* Stored dataset items *

━━━━

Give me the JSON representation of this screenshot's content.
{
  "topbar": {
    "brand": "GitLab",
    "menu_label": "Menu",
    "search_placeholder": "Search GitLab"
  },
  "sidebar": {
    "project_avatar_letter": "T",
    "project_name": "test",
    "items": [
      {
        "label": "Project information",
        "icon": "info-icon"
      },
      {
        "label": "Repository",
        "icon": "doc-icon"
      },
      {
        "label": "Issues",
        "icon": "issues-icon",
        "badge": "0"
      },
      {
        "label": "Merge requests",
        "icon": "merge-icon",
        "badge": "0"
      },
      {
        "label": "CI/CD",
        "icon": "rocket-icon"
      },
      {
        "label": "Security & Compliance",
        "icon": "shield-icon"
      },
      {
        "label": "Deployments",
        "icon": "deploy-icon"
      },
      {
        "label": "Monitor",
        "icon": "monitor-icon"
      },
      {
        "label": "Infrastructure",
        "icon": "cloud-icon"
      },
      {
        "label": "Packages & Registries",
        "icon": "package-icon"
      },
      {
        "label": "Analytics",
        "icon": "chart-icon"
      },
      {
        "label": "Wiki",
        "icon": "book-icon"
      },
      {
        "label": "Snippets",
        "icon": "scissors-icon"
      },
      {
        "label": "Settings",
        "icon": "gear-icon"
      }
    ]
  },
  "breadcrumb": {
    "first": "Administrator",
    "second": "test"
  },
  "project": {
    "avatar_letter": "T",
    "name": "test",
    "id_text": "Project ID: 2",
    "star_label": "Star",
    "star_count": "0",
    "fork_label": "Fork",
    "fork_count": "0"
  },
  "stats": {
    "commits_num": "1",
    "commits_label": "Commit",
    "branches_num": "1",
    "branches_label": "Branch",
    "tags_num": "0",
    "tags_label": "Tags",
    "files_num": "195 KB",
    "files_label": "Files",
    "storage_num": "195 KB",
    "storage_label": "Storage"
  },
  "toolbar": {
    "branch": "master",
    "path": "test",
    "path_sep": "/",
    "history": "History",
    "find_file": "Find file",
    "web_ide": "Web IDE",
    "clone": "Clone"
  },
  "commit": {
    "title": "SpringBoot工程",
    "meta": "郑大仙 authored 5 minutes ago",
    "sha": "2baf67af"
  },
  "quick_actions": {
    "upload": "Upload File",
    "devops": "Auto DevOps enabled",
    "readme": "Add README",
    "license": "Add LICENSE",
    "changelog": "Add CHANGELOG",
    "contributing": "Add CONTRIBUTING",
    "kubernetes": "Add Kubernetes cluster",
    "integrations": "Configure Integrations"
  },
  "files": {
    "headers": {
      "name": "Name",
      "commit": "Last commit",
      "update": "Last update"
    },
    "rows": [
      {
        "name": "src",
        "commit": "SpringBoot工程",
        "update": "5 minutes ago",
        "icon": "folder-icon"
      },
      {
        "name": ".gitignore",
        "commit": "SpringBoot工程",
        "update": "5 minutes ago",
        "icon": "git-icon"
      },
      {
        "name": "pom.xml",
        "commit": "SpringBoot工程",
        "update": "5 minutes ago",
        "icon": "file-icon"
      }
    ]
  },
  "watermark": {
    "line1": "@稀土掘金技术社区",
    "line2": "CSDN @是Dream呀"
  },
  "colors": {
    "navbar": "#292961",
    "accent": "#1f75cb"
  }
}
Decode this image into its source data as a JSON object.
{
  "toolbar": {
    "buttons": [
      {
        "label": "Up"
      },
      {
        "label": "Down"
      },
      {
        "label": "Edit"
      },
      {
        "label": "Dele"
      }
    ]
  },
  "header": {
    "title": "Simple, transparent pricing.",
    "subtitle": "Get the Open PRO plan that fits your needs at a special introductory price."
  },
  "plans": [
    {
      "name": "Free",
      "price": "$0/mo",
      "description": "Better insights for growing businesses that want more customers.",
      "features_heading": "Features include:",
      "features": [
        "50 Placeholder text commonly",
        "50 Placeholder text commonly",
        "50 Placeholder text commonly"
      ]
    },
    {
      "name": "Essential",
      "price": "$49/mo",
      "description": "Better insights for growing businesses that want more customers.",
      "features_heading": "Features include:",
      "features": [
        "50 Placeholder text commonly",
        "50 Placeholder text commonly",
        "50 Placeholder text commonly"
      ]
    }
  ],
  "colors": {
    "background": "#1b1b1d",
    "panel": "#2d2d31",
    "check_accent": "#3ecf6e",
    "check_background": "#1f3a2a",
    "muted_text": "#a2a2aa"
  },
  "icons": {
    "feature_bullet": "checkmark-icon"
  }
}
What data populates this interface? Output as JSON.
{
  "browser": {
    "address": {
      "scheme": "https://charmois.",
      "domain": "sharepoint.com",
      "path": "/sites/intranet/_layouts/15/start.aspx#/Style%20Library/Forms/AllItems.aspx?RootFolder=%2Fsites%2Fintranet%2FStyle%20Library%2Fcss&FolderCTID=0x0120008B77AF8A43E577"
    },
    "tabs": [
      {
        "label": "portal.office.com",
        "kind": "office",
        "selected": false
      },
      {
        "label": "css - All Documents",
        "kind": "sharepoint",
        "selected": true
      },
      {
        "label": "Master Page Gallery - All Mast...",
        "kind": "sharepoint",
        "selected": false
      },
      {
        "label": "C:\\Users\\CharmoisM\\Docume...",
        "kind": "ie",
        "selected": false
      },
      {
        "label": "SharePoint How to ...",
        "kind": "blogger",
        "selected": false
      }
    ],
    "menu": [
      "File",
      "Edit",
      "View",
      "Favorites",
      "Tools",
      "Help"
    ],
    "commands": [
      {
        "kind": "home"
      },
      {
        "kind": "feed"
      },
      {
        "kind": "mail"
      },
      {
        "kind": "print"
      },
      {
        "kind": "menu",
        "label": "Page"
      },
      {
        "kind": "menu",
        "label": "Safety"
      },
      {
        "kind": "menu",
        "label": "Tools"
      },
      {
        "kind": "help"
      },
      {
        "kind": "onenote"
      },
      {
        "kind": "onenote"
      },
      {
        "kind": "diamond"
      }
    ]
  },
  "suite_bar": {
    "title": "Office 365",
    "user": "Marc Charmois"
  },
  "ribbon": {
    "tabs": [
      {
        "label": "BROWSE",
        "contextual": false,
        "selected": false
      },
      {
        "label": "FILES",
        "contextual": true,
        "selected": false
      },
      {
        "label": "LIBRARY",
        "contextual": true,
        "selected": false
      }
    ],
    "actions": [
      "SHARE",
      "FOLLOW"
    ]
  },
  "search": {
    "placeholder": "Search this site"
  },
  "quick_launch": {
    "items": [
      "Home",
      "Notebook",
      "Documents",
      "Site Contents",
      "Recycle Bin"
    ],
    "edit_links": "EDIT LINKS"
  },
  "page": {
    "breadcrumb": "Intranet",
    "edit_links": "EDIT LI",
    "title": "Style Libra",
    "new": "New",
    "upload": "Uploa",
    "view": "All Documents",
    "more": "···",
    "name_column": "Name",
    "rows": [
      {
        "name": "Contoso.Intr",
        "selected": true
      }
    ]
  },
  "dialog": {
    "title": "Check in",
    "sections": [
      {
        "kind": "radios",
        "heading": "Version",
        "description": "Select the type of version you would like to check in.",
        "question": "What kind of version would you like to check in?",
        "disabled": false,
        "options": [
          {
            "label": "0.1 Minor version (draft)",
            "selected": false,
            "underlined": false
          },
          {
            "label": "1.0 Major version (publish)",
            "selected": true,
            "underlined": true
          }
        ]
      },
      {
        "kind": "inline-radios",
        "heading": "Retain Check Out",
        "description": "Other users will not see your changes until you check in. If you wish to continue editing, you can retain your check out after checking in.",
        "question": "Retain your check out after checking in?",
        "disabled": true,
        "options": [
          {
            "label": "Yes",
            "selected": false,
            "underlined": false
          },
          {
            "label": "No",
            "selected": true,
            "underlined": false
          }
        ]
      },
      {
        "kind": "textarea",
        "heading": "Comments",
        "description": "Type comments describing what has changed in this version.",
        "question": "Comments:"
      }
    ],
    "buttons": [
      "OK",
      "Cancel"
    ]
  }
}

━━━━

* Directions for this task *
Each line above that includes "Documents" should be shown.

* Answer to this problem *
        "label": "css - All Documents",
      "Documents",
    "view": "All Documents",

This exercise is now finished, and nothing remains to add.